With summer coming to an end, Ohio State welcomed nearly 2,000 graduates to the expansive pool of alumni during the Summer Commencement on Sunday, but despite being smaller than the Spring Commencement four months ago, the emotional impact of graduating remained.
Andrea Fitzgerald, who now holds a Master of Arts after the event, celebrated her undergraduate commencement in the spring of 2013, but she said she liked the smaller scale of Summer Commencement because she could find her friends more easily.
“(Summer Commencement) just felt more personal because it was smaller, so it was really nice,” she said. “Spring Commencement is an event all in itself. It’s big and there’s 10,000 graduates, but this is just more intimate.”
The Schottenstein Center was filled with the family and friends of about 1,200 graduates, but a total of 1,717 degrees and certificates were awarded for the summer term.
Of the degrees earned, 287 were doctorate degrees and 422 were master’s degrees. Of the 997 bachelor’s degrees, the most came from the College of the Arts and Sciences with more than 590 graduates, according to the program for the ceremony.
Bruce McPheron, vice president for agricultural administration and dean of the College of Food, Agricultural and Environmental Sciences, was the commencement speaker.
“Dr. McPheron has been praised for his ability to connect with the farmer in the field as well as the scientist in the laboratory,” said OSU President Michael Drake when introducing the speaker.
McPheron is an OSU alumnus who graduated in the same class as two-time Heisman Trophy winner Archie Griffin, and he introduced himself as “a Buckeye and … a bug guy.”
During his speech, he showed a clear respect and admiration for OSU, calling it “an incredibly productive engine of innovation.”
“Whether we think of extraordinary new works of art or foods that can help prevent cancer, whether it’s an analysis of a key event of history or a new battery technology to store solar energy, Ohio State is a powerhouse,” McPheron, an internationally recognized entomology researcher, said.
The entomologist reminded the graduates that their time at the university wasn’t limited to their time in the classroom, making the point by asking them to raise their hands or shout, “O-H,” if they participated in student organizations, studied abroad, participated in research or did other auxiliary activities.
“When you accept your diploma, you become a part of a history of this great institution,” McPheron said to end his address to the newest group of OSU alumni. “My charge to you is to commit to being part of its future.”
McPheron’s address seemed to resonate with many of the graduates who attended the ceremony.
“I really enjoyed the commencement speaker,” said Arthur Hilson, who earned his bachelor’s degree in computer information science at the ceremony. “I think he was very good. He said some things that I’ll remember and maybe think about.”
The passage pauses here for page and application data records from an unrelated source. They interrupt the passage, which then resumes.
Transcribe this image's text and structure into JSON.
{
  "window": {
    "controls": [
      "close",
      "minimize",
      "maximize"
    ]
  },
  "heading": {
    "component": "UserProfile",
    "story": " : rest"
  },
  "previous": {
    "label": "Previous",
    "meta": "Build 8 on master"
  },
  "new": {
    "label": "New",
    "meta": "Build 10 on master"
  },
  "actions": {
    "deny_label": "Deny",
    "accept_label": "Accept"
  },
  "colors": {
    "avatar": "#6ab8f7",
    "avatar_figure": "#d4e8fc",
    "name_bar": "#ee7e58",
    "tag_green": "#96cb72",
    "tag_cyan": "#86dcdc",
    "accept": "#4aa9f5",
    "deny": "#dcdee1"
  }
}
Also during the 410th OSU commencement, Columbus Urban League President and CEO Stephanie Hightower was awarded the Distinguished Service Award for her contributions to family advocacy and supporting education opportunities in Columbus.
The former Olympian and OSU alumna serves as the first female president of the CUL, a 97-year-old organization that works “to empower African Americans and disenfranchised groups through economic, educational and social progress,” according to its website.